# EXERCISE DETAILS:
Search the material and gather each line with "Profil" in it.

# DATASET EXTRACT:
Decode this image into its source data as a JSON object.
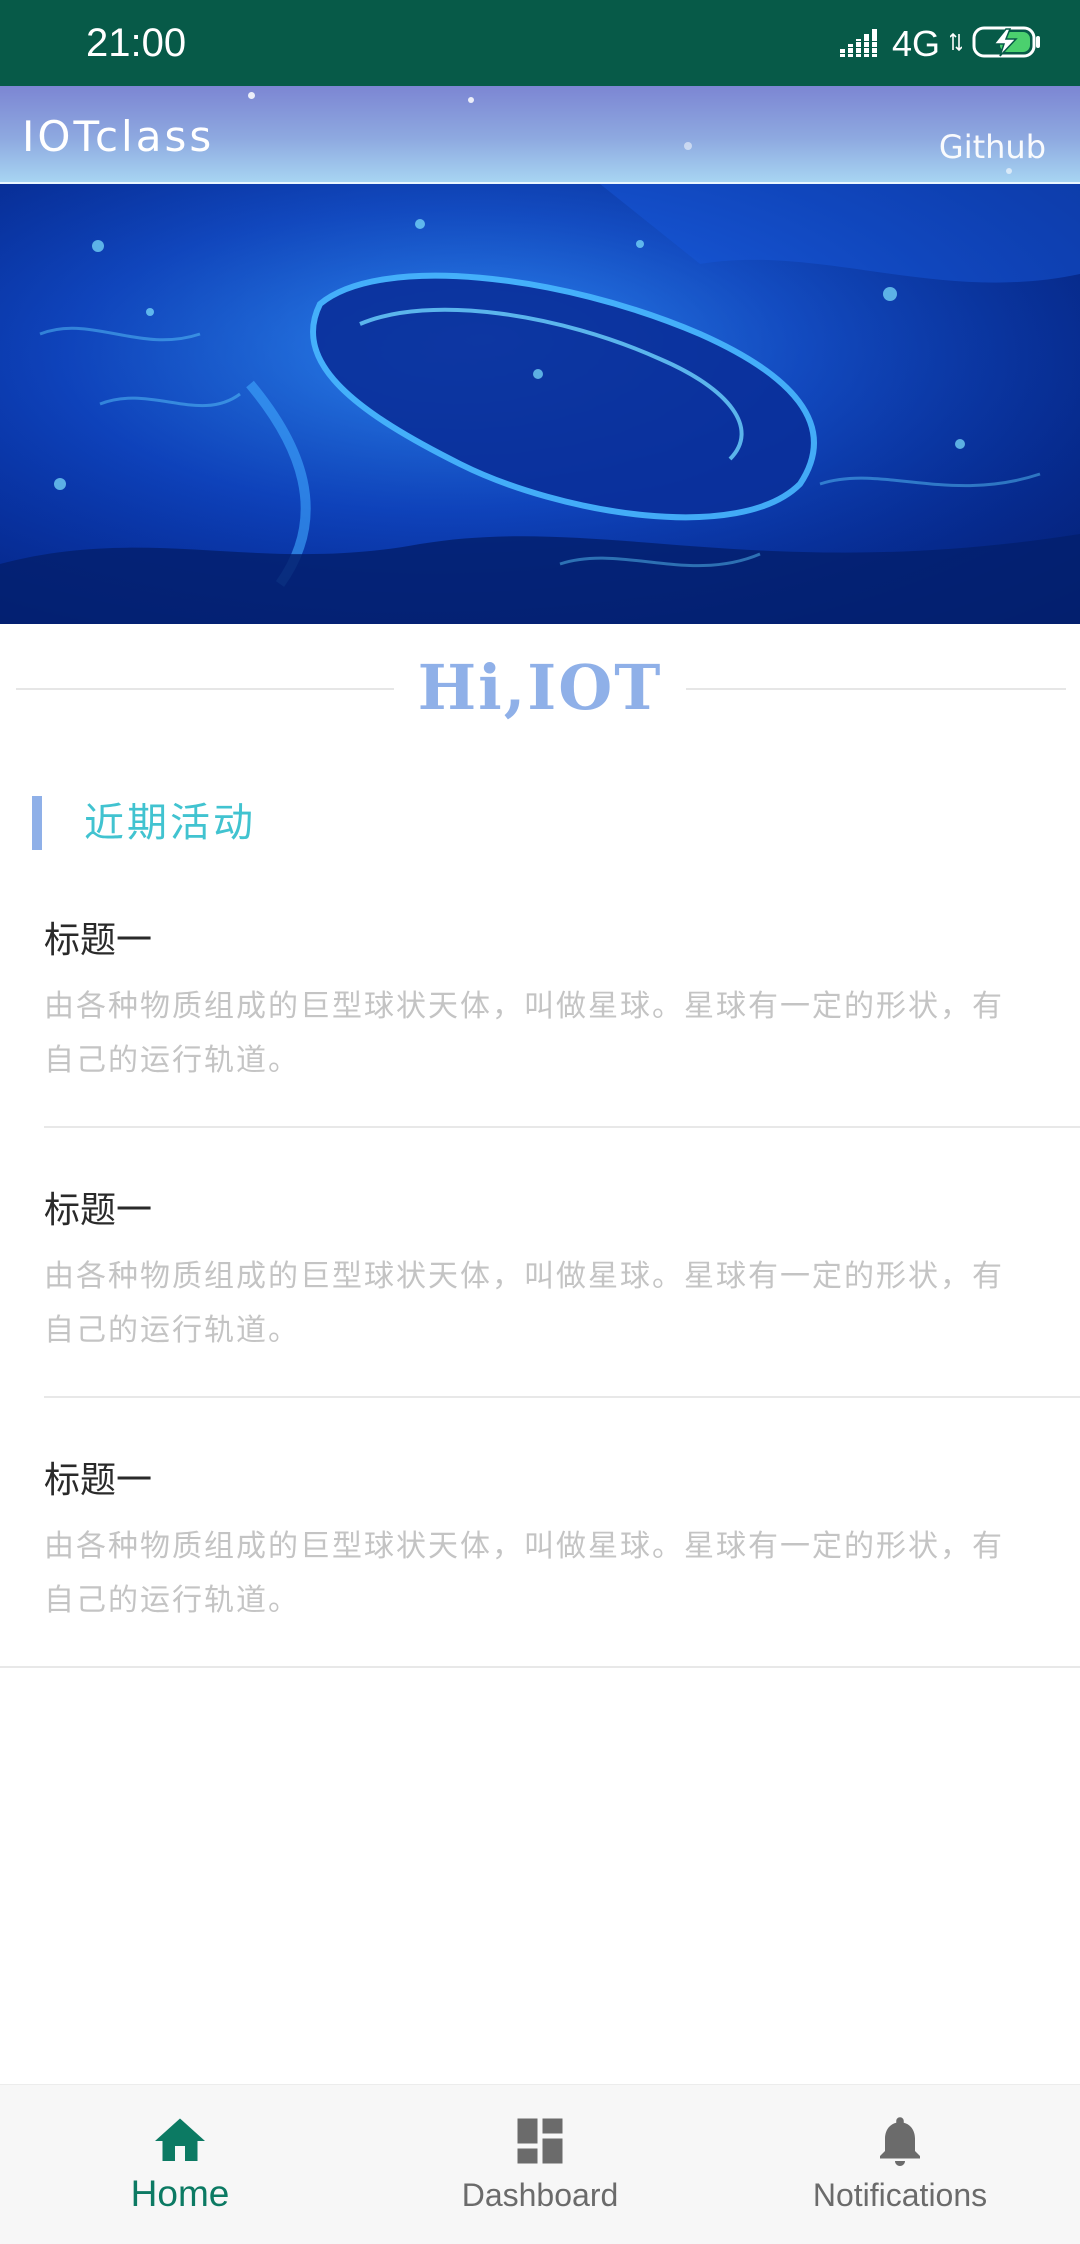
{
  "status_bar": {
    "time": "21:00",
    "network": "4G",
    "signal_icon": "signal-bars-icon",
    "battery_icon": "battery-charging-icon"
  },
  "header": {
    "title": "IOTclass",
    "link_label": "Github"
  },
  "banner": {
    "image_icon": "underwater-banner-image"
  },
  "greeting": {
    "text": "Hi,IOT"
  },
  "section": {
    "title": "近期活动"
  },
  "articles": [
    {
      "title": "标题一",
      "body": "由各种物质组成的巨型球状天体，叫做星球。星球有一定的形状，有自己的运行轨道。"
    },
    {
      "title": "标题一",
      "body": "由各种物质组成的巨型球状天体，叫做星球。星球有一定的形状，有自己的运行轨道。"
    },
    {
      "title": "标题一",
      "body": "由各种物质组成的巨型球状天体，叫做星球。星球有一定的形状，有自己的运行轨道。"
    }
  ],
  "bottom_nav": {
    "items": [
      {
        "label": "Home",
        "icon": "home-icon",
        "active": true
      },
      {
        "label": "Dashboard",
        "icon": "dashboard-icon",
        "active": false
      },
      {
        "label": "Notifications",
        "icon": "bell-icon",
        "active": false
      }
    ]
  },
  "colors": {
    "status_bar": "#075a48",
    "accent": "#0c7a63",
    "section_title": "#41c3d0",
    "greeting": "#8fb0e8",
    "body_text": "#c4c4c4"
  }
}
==
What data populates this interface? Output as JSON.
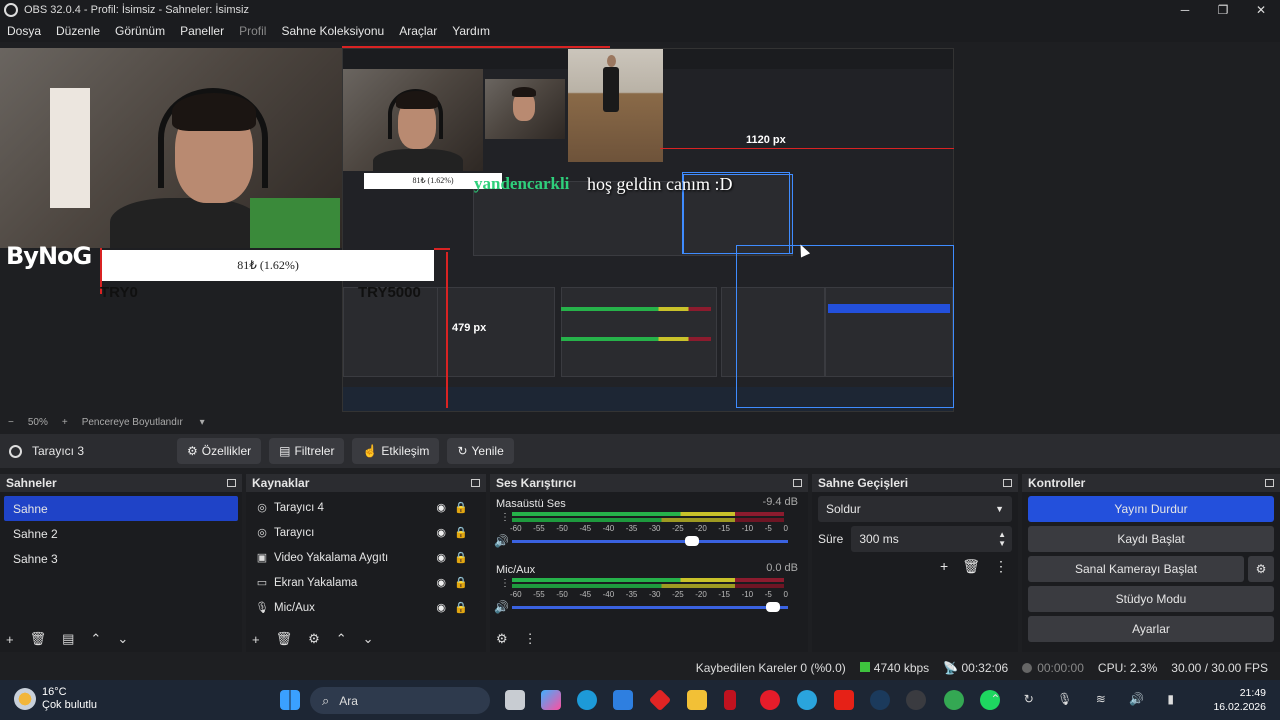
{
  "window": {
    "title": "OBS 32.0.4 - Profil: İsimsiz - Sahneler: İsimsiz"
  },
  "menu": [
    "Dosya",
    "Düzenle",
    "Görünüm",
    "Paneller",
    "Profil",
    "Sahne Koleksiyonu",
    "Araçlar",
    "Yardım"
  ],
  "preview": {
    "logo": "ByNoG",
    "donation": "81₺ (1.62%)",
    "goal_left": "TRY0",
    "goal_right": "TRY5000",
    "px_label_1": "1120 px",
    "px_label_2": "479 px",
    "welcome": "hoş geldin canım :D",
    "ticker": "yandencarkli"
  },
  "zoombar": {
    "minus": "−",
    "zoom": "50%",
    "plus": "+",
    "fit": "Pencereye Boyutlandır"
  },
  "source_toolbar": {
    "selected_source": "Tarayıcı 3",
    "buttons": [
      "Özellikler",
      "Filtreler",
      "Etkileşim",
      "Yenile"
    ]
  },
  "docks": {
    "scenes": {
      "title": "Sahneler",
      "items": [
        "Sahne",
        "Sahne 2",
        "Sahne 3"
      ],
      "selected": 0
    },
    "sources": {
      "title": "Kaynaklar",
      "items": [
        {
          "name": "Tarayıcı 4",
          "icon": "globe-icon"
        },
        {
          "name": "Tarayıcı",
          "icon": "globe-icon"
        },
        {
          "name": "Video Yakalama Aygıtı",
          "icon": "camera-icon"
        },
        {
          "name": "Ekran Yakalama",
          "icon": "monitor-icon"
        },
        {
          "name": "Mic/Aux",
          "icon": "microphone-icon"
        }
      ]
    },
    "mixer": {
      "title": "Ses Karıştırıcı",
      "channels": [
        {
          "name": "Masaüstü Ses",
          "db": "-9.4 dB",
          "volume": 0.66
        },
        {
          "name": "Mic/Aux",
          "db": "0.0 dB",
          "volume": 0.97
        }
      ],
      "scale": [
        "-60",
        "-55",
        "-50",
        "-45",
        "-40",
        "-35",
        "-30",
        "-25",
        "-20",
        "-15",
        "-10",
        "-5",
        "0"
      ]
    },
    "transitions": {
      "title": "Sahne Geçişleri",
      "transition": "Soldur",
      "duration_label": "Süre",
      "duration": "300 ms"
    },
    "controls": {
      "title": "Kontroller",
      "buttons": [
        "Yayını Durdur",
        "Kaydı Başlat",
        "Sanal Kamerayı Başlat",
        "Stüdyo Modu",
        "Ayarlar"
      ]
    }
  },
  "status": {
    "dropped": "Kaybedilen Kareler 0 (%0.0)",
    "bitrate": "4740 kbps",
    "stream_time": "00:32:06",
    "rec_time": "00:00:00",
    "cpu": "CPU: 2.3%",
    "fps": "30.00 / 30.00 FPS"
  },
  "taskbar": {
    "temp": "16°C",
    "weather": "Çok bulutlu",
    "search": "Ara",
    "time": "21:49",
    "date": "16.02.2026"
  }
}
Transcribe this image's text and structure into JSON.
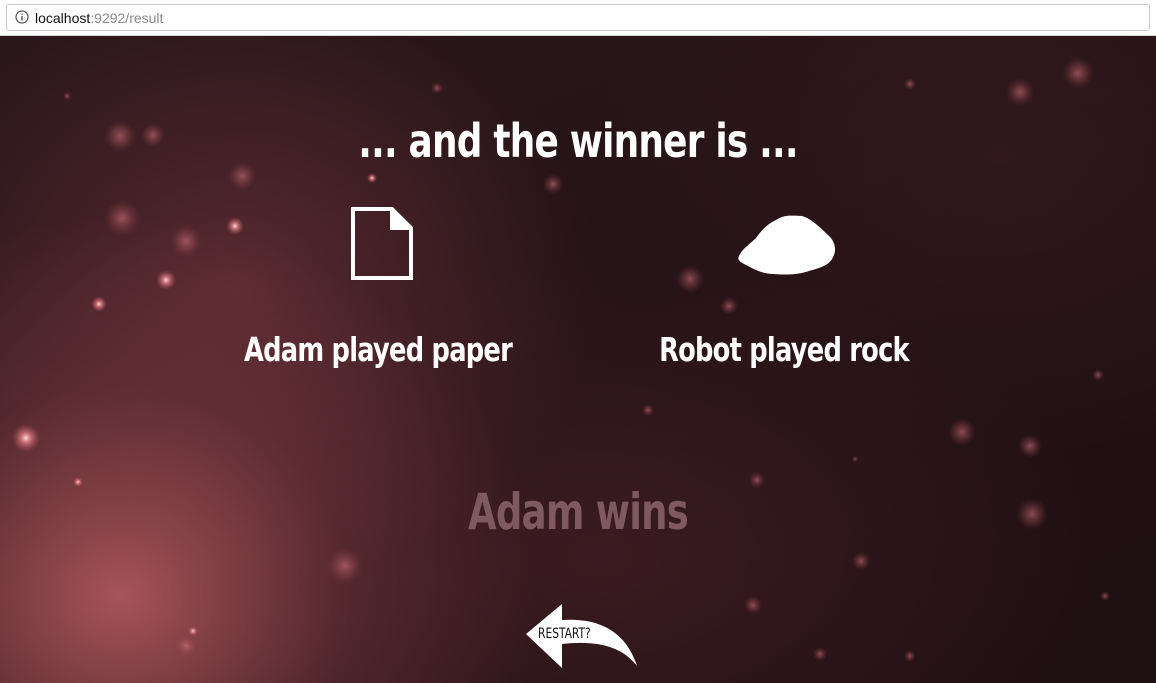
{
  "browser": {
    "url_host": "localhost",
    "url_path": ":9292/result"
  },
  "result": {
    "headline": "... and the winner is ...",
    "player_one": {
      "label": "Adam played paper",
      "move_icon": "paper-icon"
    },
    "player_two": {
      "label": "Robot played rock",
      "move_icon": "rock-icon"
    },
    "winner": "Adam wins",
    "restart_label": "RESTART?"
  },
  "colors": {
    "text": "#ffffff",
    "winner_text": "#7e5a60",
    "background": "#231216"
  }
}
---
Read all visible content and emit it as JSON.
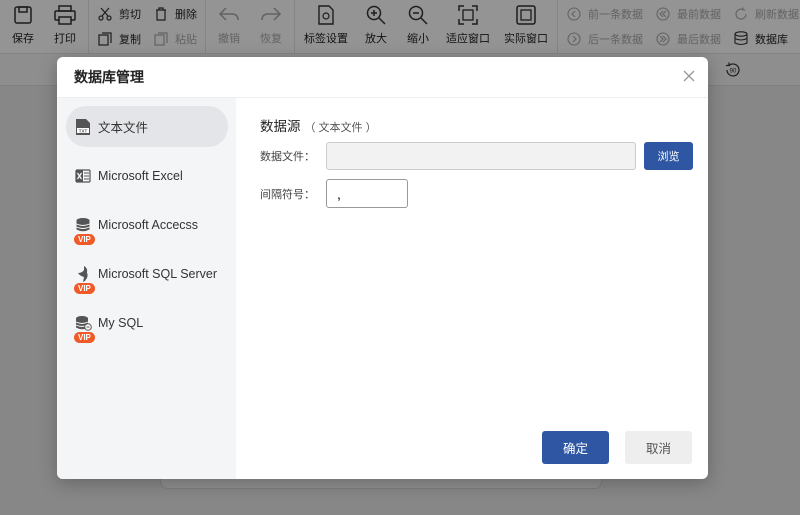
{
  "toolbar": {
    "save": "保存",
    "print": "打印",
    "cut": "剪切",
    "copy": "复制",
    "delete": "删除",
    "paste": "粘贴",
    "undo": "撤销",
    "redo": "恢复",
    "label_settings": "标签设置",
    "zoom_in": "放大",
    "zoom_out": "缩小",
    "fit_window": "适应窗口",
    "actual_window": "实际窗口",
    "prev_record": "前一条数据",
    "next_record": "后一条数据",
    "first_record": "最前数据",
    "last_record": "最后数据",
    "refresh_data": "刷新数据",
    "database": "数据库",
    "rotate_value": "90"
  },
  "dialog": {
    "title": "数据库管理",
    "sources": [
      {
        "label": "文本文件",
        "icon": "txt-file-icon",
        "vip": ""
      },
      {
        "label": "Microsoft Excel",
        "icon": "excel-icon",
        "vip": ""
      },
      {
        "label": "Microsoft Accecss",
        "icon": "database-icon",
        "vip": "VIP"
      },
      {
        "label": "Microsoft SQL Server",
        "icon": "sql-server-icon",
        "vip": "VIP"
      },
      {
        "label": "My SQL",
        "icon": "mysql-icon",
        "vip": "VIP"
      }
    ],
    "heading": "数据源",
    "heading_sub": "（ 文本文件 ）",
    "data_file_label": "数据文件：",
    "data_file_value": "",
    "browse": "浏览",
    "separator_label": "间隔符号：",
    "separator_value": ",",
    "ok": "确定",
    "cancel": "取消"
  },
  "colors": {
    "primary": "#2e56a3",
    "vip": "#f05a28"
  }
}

# ANSWER SPACE:
    "title": "OBS 32.0.4 - Profil: İsimsiz - Sahneler: İsimsiz"
    "Profil",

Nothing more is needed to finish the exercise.